But another evening we saw the same ritual on the ghat itself, wedged between Indians and camera-happy tourists. The white figures became solemn-faced boy-men with the otherworldly expressions of stained-glass windows, dressed in elaborate costumes of gold shirts with white sashes and trimmed wrappings beneath, who performed their gestures in front of small gold tables laden with mysterious objects. The waving remained as opaque as before, though this time we could see their faces as they spun to face the different corners of the crowd, see the petals fall after they'd flung flowers into the air, observe that the pots of fire were intricate affairs where the flame appeared as the target or produce of a graven serpent's head. Spectacle still, just more visible. Then we reached the point where our boat had turned around the previous evening and cut our observation short. After more arm-waving and flourishing and dramatically picturesque kneeling, foreheads to the floor, the brahmins picked up small conches from the gold tables, cupped them to their mouths, and blew. The line of young brahmins stood, aligned, all blowing at the same time. And in that, in that strange trumpet-like regal call, something changed - I felt something, in a second imagined how long they'd been doing it, however many hundreds, even thousands of years here, at Varanasi.
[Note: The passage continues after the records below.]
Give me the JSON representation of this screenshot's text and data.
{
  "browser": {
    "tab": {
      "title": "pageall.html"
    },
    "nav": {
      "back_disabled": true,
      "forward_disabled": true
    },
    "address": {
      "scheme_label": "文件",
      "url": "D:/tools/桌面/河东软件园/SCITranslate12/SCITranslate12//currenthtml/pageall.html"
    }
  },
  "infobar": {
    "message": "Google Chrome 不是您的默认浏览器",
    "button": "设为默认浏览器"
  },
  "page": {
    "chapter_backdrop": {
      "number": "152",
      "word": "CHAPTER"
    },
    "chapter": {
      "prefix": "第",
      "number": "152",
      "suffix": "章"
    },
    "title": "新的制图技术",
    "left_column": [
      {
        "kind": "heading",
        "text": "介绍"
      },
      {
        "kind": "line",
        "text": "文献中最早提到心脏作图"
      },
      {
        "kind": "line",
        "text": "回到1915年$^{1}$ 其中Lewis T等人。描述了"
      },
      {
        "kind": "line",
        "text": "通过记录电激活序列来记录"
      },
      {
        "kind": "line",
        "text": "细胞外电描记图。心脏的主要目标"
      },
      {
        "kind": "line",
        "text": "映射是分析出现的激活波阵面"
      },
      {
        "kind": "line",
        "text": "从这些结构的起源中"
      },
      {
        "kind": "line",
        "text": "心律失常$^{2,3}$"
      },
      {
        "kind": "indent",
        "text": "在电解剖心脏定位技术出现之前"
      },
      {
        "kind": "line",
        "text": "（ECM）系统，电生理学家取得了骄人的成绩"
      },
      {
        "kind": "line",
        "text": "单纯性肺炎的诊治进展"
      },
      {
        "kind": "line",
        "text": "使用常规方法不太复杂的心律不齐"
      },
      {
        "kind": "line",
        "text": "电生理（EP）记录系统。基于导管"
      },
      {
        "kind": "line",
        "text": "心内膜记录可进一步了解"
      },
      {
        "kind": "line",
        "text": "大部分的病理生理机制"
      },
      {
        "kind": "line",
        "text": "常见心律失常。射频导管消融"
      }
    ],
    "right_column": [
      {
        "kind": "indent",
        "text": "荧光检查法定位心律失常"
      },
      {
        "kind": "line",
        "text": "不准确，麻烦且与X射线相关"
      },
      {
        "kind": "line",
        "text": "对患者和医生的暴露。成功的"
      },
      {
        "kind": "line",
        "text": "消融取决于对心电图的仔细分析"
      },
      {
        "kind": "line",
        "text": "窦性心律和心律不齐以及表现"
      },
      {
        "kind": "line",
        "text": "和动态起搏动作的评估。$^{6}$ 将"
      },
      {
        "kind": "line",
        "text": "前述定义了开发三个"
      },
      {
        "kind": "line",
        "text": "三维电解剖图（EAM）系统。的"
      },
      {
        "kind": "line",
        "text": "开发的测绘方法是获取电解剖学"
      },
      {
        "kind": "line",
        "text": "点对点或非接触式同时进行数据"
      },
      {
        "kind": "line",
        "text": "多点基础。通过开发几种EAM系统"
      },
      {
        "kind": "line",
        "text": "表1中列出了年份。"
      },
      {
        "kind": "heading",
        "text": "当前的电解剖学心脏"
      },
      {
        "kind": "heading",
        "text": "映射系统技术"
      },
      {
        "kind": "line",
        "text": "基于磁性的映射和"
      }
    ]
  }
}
On another wander along the ghats I saw a Westerner ahead of us coming the other way, dressed in a beautiful salwar kameez. I realised that we were approaching the lesser burning ghat, the quieter and less tout-infested of the city's cremation ghats. There are no ominous towers there - nothing but the steps down to the water and the piles of wood and their supervisors. I considered whether it would be inappropriate to ask where she had got the salwar kameez from but didn't see any bodies, so I intercepted her. She seemed a little flustered andblurted "Goa" before walking rapidly away. I saw that Rich had drawn on and was waiting for me, looking uncomfortable. Then I spotted the slack foot poking out of the further fire. I walked on and did not stare, but I did look - and I saw the corpses's head: hairless, eyes closed, teeth shining through the blackened skin of the right cheek. It looked like a model from a documentary about Egyptian mummies - unreal, too strange to be frightening. Afterwards I writhed a little - surely only I could do something as ridiculous as ask someone about frivolities like clothing whilst standing next to a dead body! On reflection that discomfort is a Western, European import. Above that same body sat a group of old men on the steps above, chatting, clearly not feeling anything amiss.
Ye kya hay?! What IS that?? In Varanasi - or Benares, as it's known locally - you will ask that a hundred times a day, whether at another's sunset or at people neck-deep in water that might kill them, or at old men who have decided to search for their gods on the streets... and especially of the spirituality that survives it all. What the hell, you might say. Ye kya HAY?